Having had both of our commercial antenna mounts fail, I decided to make something that could survive a direct hit. It turns out that the new mounts are utterly rigid, which means the next failure point will be either the antenna mast or its base structure. We’ve occasionally dropped the bikes and when the antenna hits something on the way down, the mount is not the thing that bends…
Incidentally, the Nashbar 5-LED blinky white light aimed rearward seems to push motorists over another few feet to the left. Nobody quite knows what we are from a distance, but they do notice that something is up ahead. That’s just about as good as it gets; we tend to not ride in the wee hours of the morning when bike lights just give drunks an aiming point.

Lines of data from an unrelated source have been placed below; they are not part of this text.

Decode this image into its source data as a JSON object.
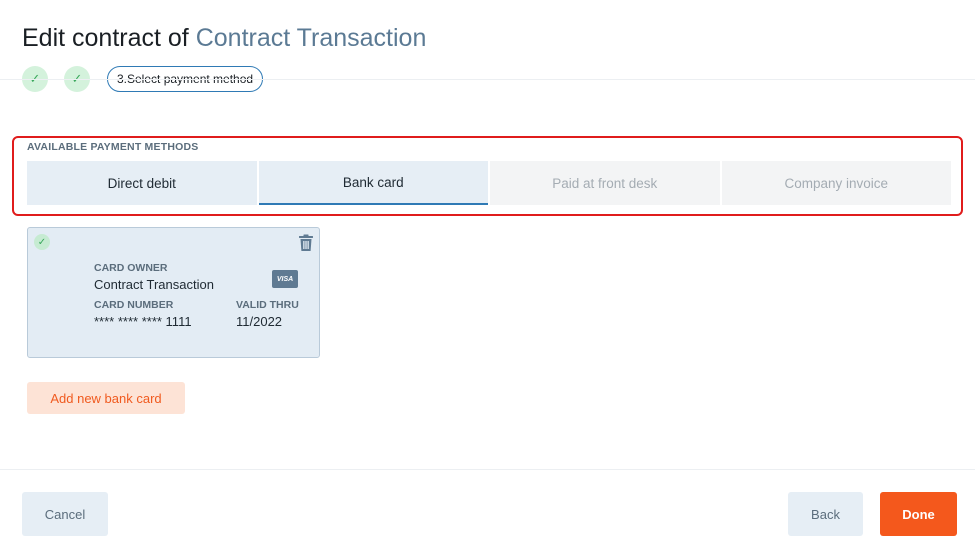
{
  "header": {
    "title_prefix": "Edit contract of",
    "title_accent": "Contract Transaction"
  },
  "steps": {
    "completed_icon": "check-icon",
    "current_label": "3.Select payment method"
  },
  "payment_methods": {
    "section_label": "AVAILABLE PAYMENT METHODS",
    "tabs": [
      {
        "label": "Direct debit",
        "state": "enabled"
      },
      {
        "label": "Bank card",
        "state": "active"
      },
      {
        "label": "Paid at front desk",
        "state": "disabled"
      },
      {
        "label": "Company invoice",
        "state": "disabled"
      }
    ]
  },
  "card": {
    "owner_label": "CARD OWNER",
    "owner_value": "Contract Transaction",
    "brand": "VISA",
    "number_label": "CARD NUMBER",
    "number_value": "**** **** **** 1111",
    "valid_label": "VALID THRU",
    "valid_value": "11/2022"
  },
  "actions": {
    "add_card_label": "Add new bank card",
    "cancel_label": "Cancel",
    "back_label": "Back",
    "done_label": "Done"
  },
  "colors": {
    "accent_blue": "#2f7ab5",
    "primary_orange": "#f4581c",
    "highlight_red": "#e01c1c",
    "success_green": "#3aa85c"
  }
}
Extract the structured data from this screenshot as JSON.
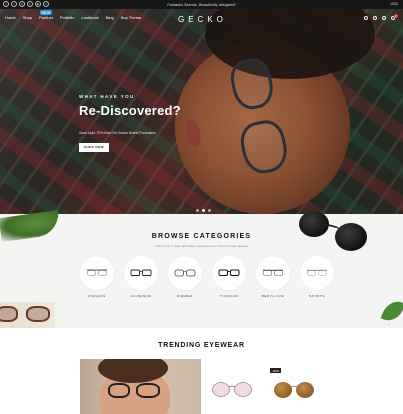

The overall structure is a 2-inch square aluminum extrusion, with a hole in the top that matches the right-angle SO-239 base connector salvaged from the Diamond mount and a 1/2″ nylon stiffener plate in the middle. A pair of relentlessly square circumferential clamps attach it firmly to the top seatback rail. A coaxial cable pigtail ensures that the antenna base makes good electrical contact with the seat. I’m not convinced the bike makes a good counterpoise, so we’re now using dual-band antennas that are half-wave on VHF.
Stainless-steel hardware holds everything together, as I’m sick and tired of rust.
Not having a huge drill, I helix-milled the SO-239 hole, then reached down through the box to drill the hole for the plastic block retainer screw. Flip the box in the vise, drill four holes for the clamps (I love manual CNC for that sort of thing), manually deburr the holes, and it’s done.
The block of plastic is a tight slip fit inside the box extrusion, with slightly rounded corners to suit. I milled the slot across the top to a slip fit around the SO-239 connector.
The two clamps were the most intricate part of the project and got the most benefit from CNC.
The clamp hole must have exactly the same diameter as the seat top tube. I helix-milled the hole to an ordinary 5/8″; I have trouble drilling holes that large precisely in the right spot with the proper final diameter. Milling takes longer, but the results are much better.
Helix-mill the other block while you have the position set up, then flip and reclamp to drill the pair of holes that match the box extrusion. Drill 10-32 clearance (#9) all the way through.
Bandsaw the blocks in half, paying some attention to getting the cut exactly along the midline, then flycut the cut edge to make it nice & shiny & even. That should result in 1 or 2 mm of slit between the blocks when they’re clamped around the seat rail.
Break those relentlessly sharp edges & corners with a file.
I finagled the dimensions so a 1-1/2″ socket-head cap screw would have just enough reach to fill a nut, with washers under the screw and nut. Your mileage may vary; I’ve gotten reasonably good at cutting screws to length.
Normally, you tap one side of each clamp for the screws, but in this situation I didn’t see much point in doing that: the box must attach firmly to the clamps and I was going to need some nuts in there anyway.
With all those parts in hand, assembly is straightforward. Secure the SO-239 with its own thin nut, screw the plastic block in place, hold the clamps around the seat bar, poke the cap screws through, dab some Loctite on the threads, install nuts, and tighten everything. That all goes much easier with four hands!
The grounding braid fits into a huge solderless connector that must have been made with this application in mind. It originally fit a 1/2″ lug, but with enough meat that I could gingerly file it out to 5/8″ to fit the SO-239 inside the aluminum extrusion. I’ve had those connectors for years without knowing what they were for!